**What the exercise asks:**
Identify all lines in the data containing the string "this". Copy them out.

**The input:**
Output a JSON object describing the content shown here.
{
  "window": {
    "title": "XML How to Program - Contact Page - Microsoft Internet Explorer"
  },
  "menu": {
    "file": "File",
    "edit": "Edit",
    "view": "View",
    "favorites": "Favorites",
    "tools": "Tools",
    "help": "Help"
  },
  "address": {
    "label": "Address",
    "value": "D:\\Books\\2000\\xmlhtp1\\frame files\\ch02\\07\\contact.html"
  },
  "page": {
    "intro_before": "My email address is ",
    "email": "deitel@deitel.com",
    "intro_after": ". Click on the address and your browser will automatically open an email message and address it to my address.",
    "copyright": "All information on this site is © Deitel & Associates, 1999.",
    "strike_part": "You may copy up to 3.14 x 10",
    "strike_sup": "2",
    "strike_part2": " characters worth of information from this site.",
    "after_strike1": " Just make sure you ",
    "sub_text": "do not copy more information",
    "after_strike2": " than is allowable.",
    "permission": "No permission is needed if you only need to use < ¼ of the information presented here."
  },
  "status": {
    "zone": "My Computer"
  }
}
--
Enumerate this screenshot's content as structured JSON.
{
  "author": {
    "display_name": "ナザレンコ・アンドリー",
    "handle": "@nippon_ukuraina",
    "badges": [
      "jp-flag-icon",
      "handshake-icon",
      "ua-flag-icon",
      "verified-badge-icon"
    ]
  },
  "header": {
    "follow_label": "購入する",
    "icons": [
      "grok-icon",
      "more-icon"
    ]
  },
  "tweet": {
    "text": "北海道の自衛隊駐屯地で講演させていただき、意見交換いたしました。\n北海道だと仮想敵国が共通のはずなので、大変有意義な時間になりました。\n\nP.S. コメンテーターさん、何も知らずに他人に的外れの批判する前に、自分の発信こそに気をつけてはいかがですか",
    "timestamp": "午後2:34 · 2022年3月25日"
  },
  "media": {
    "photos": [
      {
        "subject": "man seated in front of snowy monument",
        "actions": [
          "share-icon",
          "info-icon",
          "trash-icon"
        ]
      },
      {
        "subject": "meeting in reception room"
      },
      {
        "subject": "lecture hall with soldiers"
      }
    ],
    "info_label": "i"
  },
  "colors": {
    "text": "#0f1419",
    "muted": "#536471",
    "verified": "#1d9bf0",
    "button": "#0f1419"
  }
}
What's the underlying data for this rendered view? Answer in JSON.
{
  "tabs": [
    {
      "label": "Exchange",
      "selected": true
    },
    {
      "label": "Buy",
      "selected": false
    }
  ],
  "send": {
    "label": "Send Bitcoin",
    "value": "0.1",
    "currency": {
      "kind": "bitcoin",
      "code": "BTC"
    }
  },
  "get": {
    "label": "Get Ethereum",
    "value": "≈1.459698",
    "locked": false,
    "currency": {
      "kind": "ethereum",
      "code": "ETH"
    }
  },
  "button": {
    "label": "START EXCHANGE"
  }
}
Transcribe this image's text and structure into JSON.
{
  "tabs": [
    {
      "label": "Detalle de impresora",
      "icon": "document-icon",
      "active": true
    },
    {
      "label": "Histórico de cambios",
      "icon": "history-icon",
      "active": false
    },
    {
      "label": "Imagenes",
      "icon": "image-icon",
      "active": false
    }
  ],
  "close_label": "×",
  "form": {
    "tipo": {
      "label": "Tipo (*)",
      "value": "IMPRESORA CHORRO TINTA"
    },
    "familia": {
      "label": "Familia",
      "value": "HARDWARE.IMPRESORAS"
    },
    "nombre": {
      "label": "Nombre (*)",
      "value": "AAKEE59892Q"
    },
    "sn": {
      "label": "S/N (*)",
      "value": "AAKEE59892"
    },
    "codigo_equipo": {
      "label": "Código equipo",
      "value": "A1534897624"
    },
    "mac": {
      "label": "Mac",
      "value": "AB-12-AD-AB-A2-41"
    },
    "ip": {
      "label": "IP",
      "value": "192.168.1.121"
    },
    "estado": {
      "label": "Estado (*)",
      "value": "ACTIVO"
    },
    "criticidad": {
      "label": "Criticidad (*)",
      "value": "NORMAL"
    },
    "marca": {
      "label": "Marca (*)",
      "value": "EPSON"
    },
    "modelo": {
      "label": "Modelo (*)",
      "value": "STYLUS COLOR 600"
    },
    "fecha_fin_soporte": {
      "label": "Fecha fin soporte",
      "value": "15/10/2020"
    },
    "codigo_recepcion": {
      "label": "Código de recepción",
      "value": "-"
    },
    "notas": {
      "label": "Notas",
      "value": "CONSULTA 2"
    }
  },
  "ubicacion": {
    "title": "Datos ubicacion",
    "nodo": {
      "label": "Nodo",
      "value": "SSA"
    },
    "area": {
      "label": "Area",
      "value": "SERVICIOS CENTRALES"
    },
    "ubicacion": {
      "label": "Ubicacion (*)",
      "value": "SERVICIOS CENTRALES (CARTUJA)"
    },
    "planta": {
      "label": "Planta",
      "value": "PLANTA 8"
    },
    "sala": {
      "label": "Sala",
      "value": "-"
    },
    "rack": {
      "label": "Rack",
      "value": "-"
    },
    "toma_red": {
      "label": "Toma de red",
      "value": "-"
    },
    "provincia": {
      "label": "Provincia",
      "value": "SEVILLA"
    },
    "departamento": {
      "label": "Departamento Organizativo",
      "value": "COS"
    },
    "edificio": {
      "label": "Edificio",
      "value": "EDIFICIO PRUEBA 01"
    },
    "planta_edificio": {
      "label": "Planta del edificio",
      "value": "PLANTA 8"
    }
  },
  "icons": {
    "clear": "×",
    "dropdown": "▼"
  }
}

**Your response:**
    "copyright": "All information on this site is © Deitel & Associates, 1999.",
    "strike_part2": " characters worth of information from this site.",
Enumerate this screenshot's content as structured JSON.
What's the underlying data for this rendered view? Answer in JSON.
Transcribe this image's text and structure into JSON.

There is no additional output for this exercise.